§ Description of the task
How many lines in the data below contain the string "icon"? State that number only.

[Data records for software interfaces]

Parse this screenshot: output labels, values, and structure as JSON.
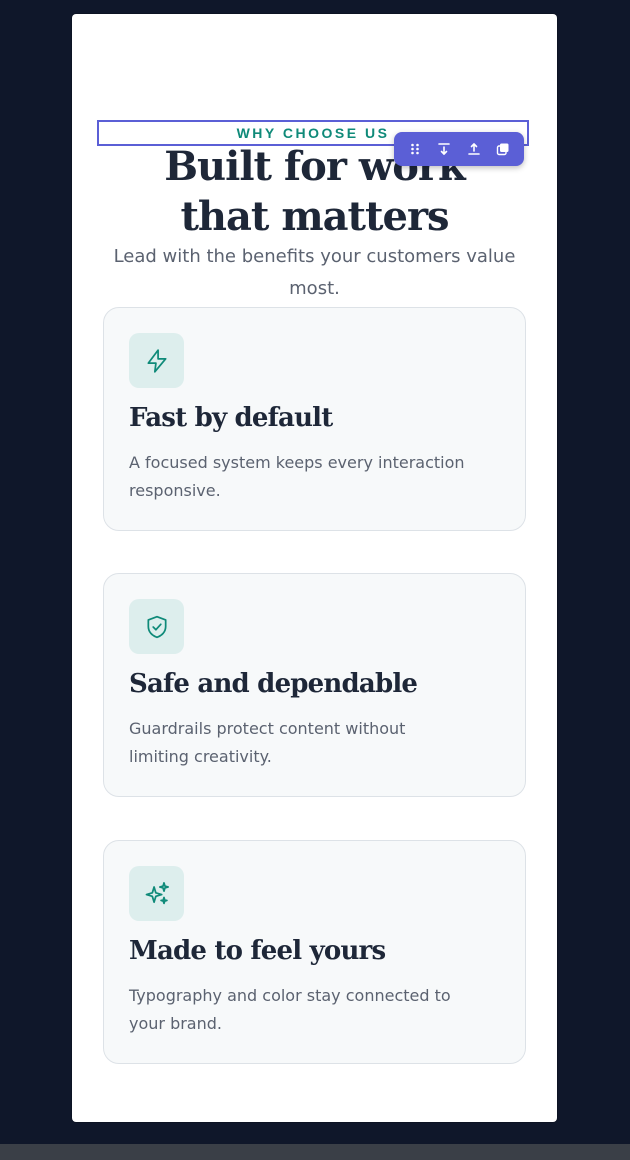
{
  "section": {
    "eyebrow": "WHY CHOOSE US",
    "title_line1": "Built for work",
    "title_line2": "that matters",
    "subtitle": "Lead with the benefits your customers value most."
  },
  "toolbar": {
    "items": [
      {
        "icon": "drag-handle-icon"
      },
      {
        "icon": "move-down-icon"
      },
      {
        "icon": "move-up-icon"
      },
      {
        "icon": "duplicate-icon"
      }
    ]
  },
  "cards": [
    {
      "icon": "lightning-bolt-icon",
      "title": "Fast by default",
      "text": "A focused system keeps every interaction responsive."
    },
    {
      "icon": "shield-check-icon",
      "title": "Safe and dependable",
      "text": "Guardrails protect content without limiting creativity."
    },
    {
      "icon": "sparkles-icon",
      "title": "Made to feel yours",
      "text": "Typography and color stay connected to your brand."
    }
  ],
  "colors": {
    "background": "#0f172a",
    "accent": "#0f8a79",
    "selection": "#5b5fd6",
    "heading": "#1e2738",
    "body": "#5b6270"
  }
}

§ Completed exercise
7